"Maybe it's because they don't have anyone to translate for them," said Sauer. "They realize they have to speak in English to communicate."
Daniel said he has worked on becoming more fluent in English by watching cartoons and practicing it with his friends.
He has even learned a little Spanish along the way.
Reading has now become Htoo's favorite thing to do.
She especially loves to read any book written by R.L. Stine.
Within the next 10 years, Sauer predicted Karen students will rise up the ranks to become valedictorians and salutatorians because of their strong will to succeed in academics.
In May, Monday Nay, Daniel and Andrew Nay's sister, graduated 49th in her class of 220 students and earned a Rotary Club college scholarship.
Other students have taken the state test eight times with no plans to give up until they pass. This speaks to the Karen's commitment to education, Sauer said.

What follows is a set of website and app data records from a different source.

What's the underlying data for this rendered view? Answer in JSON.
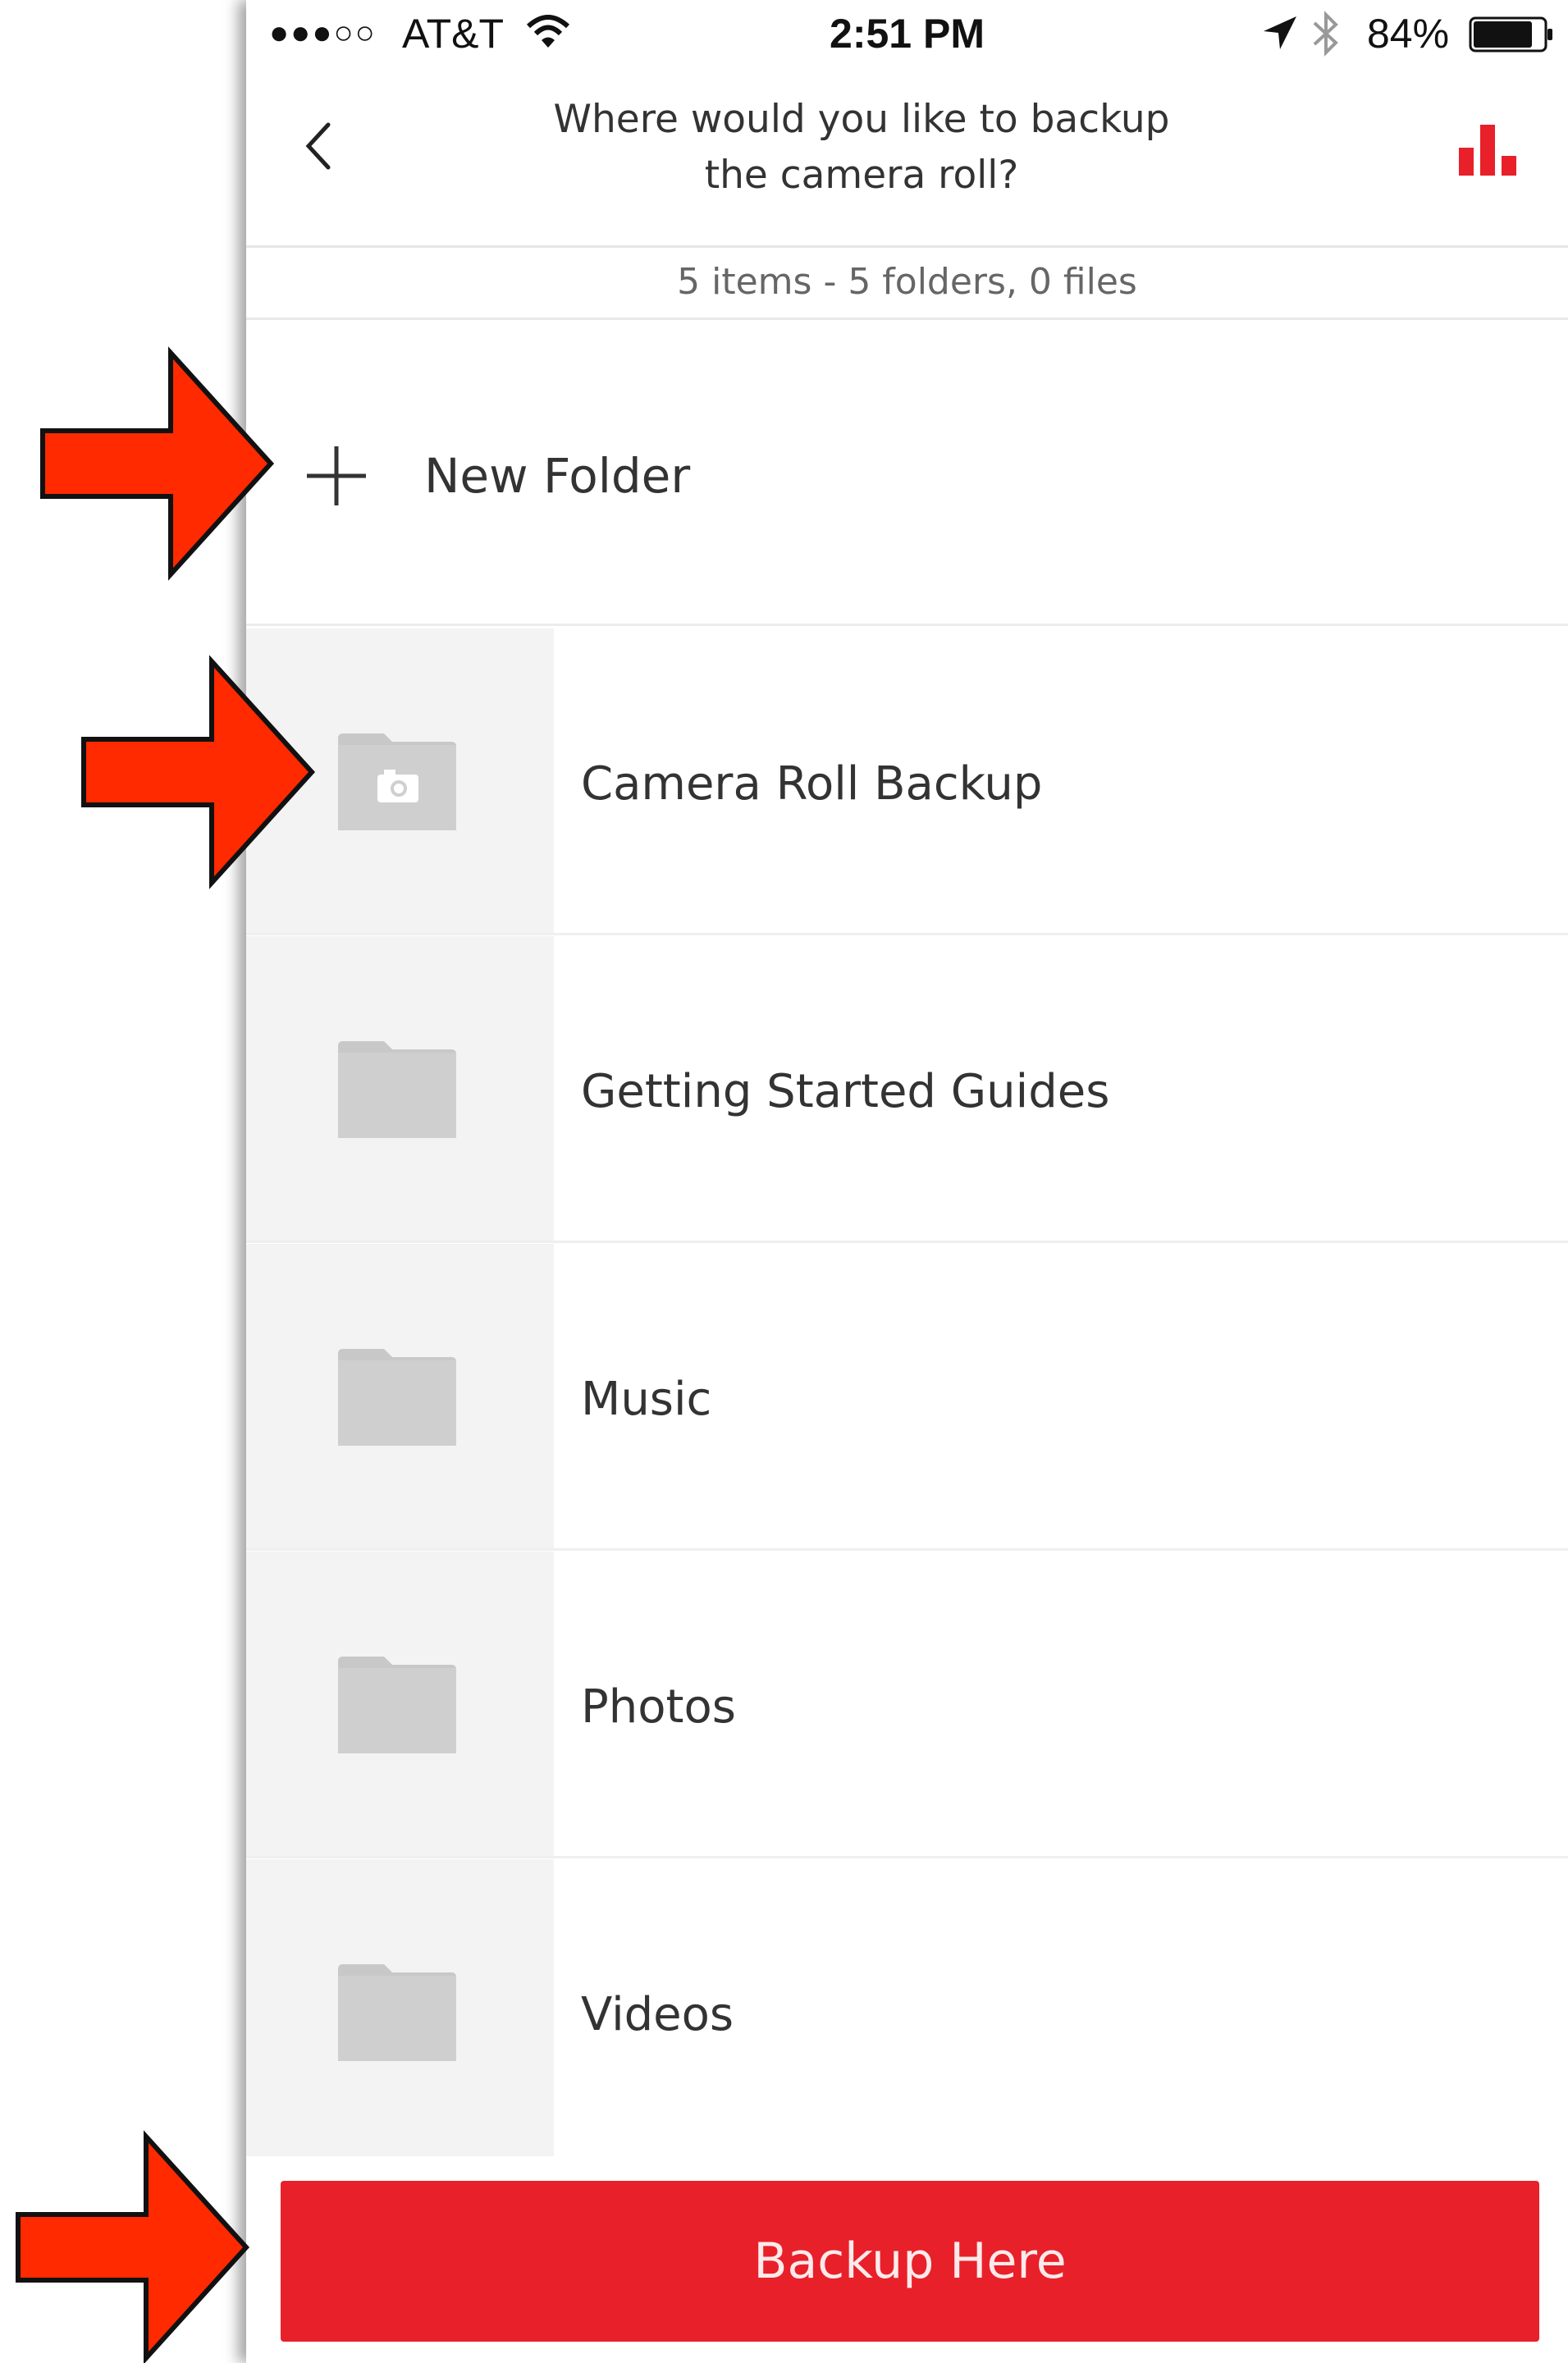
{
  "status_bar": {
    "signal": "●●●○○",
    "carrier": "AT&T",
    "time": "2:51 PM",
    "battery_percent": "84%",
    "battery_level": 0.84
  },
  "header": {
    "title": "Where would you like to backup the camera roll?"
  },
  "summary": "5 items - 5 folders, 0 files",
  "new_folder": {
    "label": "New Folder"
  },
  "folders": [
    {
      "name": "Camera Roll Backup",
      "icon": "camera-folder-icon"
    },
    {
      "name": "Getting Started Guides",
      "icon": "folder-icon"
    },
    {
      "name": "Music",
      "icon": "folder-icon"
    },
    {
      "name": "Photos",
      "icon": "folder-icon"
    },
    {
      "name": "Videos",
      "icon": "folder-icon"
    }
  ],
  "backup_button": {
    "label": "Backup Here"
  },
  "colors": {
    "accent": "#e8202a",
    "folder_gray": "#c8c8c8",
    "annotation_arrow": "#ff2a00"
  }
}
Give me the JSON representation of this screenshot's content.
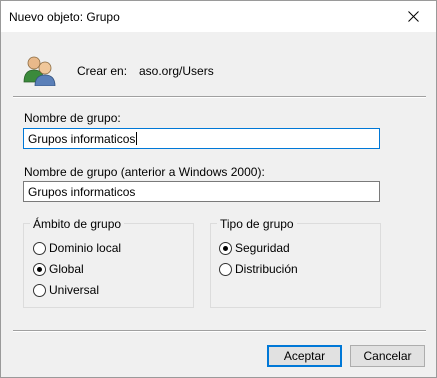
{
  "window": {
    "title": "Nuevo objeto: Grupo"
  },
  "header": {
    "create_in_label": "Crear en:",
    "create_in_value": "aso.org/Users",
    "icon": "group-users-icon"
  },
  "form": {
    "group_name_label": "Nombre de grupo:",
    "group_name_value": "Grupos informaticos",
    "group_name_pre2000_label": "Nombre de grupo (anterior a Windows 2000):",
    "group_name_pre2000_value": "Grupos informaticos"
  },
  "scope": {
    "title": "Ámbito de grupo",
    "options": [
      {
        "label": "Dominio local",
        "checked": false
      },
      {
        "label": "Global",
        "checked": true
      },
      {
        "label": "Universal",
        "checked": false
      }
    ]
  },
  "type": {
    "title": "Tipo de grupo",
    "options": [
      {
        "label": "Seguridad",
        "checked": true
      },
      {
        "label": "Distribución",
        "checked": false
      }
    ]
  },
  "buttons": {
    "accept": "Aceptar",
    "cancel": "Cancelar"
  },
  "colors": {
    "accent": "#0078d7",
    "background": "#f0f0f0"
  }
}
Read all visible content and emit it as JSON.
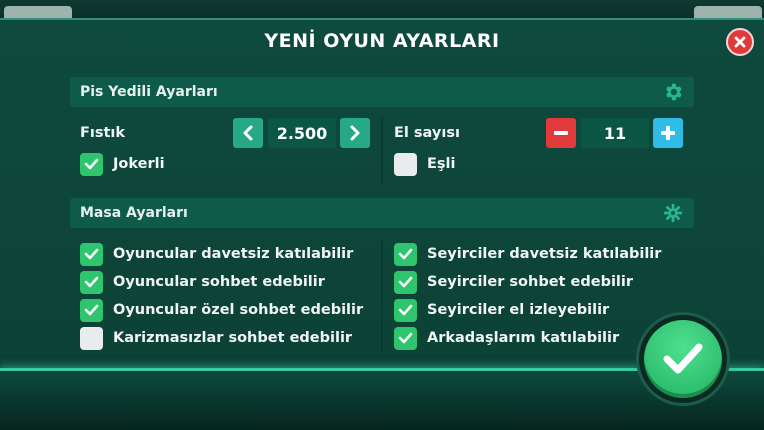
{
  "dialog": {
    "title": "YENİ OYUN AYARLARI",
    "close_icon": "close-icon",
    "confirm_icon": "check-icon"
  },
  "game_settings": {
    "header": "Pis Yedili Ayarları",
    "header_icon": "gear-icon",
    "fistik": {
      "label": "Fıstık",
      "value": "2.500"
    },
    "el_sayisi": {
      "label": "El sayısı",
      "value": "11"
    },
    "jokerli": {
      "label": "Jokerli",
      "checked": true
    },
    "esli": {
      "label": "Eşli",
      "checked": false
    }
  },
  "table_settings": {
    "header": "Masa Ayarları",
    "header_icon": "gear-icon",
    "left": [
      {
        "label": "Oyuncular davetsiz katılabilir",
        "checked": true
      },
      {
        "label": "Oyuncular sohbet edebilir",
        "checked": true
      },
      {
        "label": "Oyuncular özel sohbet edebilir",
        "checked": true
      },
      {
        "label": "Karizmasızlar sohbet edebilir",
        "checked": false
      }
    ],
    "right": [
      {
        "label": "Seyirciler davetsiz katılabilir",
        "checked": true
      },
      {
        "label": "Seyirciler sohbet edebilir",
        "checked": true
      },
      {
        "label": "Seyirciler el izleyebilir",
        "checked": true
      },
      {
        "label": "Arkadaşlarım katılabilir",
        "checked": true
      }
    ]
  },
  "colors": {
    "accent_green": "#2ec56e",
    "close_red": "#e03a3a",
    "plus_blue": "#2fbde8",
    "panel": "#0f5b49"
  }
}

"They want it more than some of our kids born and raised here," she said. "To them, it's a gift."
The students have also made progress socially.
"We eat," a smiling Dah said as she used her limited English skills to happily share her best prom night memory and show off pictures taken at the prom on her cell phone.
Since arriving in America, the children also have gotten involved in extracurricular activities.
While Daniel played percussion in the Calhoun High School band and played for the football team, his brother Andrew sang in the school choir.
Another athlete, Htoo jumps hurdles and runs the sprint and distance races for her middle school's track team, in addition to playing on the basketball team and serving as the manager for the school's volleyball team.
Students have also learned to combat bullying in a respectable way.
"I tell the teacher," Htoo said. "But I know a lot of Karen who just stay still and don't do anything about it."
College has entered the radar of many of the recent graduates and current students.
Their refugee status makes them eligible to receive federal grants and loans, but none from private lenders.
Swope, the curriculum director, and other Calhoun school staff said they appreciated being able to witness the Karen students grow from not knowing one word of English to attending major social events such as prom and eventually walking across the stage with diplomas in hand.
"It's been an amazing journey," said Swope. "We've all learned a lot and made mistakes, but honest mistakes. We are learning as we go."
Myanmar refugees consider uncertain future click HERE.
Burmese immigrants pursue home ownership, education, career click HERE.
Becoming an American girl click HERE.
Immigrants find Port Lavaca a haven from hell on Earth, click HERE
Plastics plant welcomes Burmese immigrants to Port Lavaca, click HERE.